Alan Watt, Australia’s erstwhile ambassador to the Soviet Union was seconded to Paris to represent his country throughout the Third Committee meetings in the Palais de Chaillot. Speaking to the General Assembly plenary on December 10, Watt acknowledged that the states had “differed profoundly” with regard to political, economic, social, and religious viewpoints, and that therefore, the UDHR necessarily was “an effort at compromise and mutual understanding.”15 U.N. GAOR, 3d Sess., 181th plen. mtg. at 875, U.N. Doc. A/PV.181 (Dec. 10, 1948). Australian Ralph L. Harry had served on the UDHR Drafting Committee. Brazil similarly found that the UDHR “did not reflect the particular point of view of any one people or of any one group of peoples,” and it was not “the expression of any particular political doctrine or philosophical system.”16 Id. at 878. The UK stated that “never before had so many nations joined together to agree on what they considered to be the fundamental rights of the individual,” noting that, “[m]ore than 50 nations with differing systems of government and differing social structures, religions and philosophies had adopted by an overwhelming majority the articles of the draft declaration . . . ”17 Id. at 882–83. New Zealand as well recognized the wide variety of state philosophies that were in competition, but concluded that it was possible to reconcile divergent points of view. It was this ability to draft a common text that made the declaration “universal.”18 Id. at 888. Syria noted, shortly before the final vote was taken on the UDHR, that it did not believe that the UDHR was “perfect,” but that perfection was not possible at the time. Improvements would need to be made during the upcoming years. Although Syria opposed some (unspecified) portions of the document, it nevertheless agreed to support the compromises that had been reached.19 Id. at 921.
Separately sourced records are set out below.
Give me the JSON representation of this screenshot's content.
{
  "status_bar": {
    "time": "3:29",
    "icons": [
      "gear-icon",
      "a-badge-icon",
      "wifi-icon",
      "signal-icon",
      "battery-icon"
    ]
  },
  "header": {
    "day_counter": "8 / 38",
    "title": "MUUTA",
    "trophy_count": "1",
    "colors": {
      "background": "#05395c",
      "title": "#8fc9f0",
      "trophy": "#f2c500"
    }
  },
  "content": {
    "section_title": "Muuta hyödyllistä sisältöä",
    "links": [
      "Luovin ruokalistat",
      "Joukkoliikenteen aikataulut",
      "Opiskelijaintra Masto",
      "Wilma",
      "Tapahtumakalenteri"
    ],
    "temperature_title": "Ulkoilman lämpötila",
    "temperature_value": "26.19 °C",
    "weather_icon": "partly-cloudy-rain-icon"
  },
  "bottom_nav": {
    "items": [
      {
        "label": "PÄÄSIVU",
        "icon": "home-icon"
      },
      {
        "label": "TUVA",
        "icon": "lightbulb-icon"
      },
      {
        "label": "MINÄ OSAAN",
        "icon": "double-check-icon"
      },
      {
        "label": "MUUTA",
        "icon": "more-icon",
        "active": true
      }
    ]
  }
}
No delegate, at any point during the entire drafting process, asserted that the UN should attempt to identify an underlying philosophical rationale for a human rights charter, and, a fortiori, none claimed in retrospect that they had done so. ♦

T. Jeremy Gunn is the University Professor of Law and Political Science at the International University of Rabat (Morocco). He received his Ph.D. from Harvard University, and has published widely in the area of religion and law and religion and politics.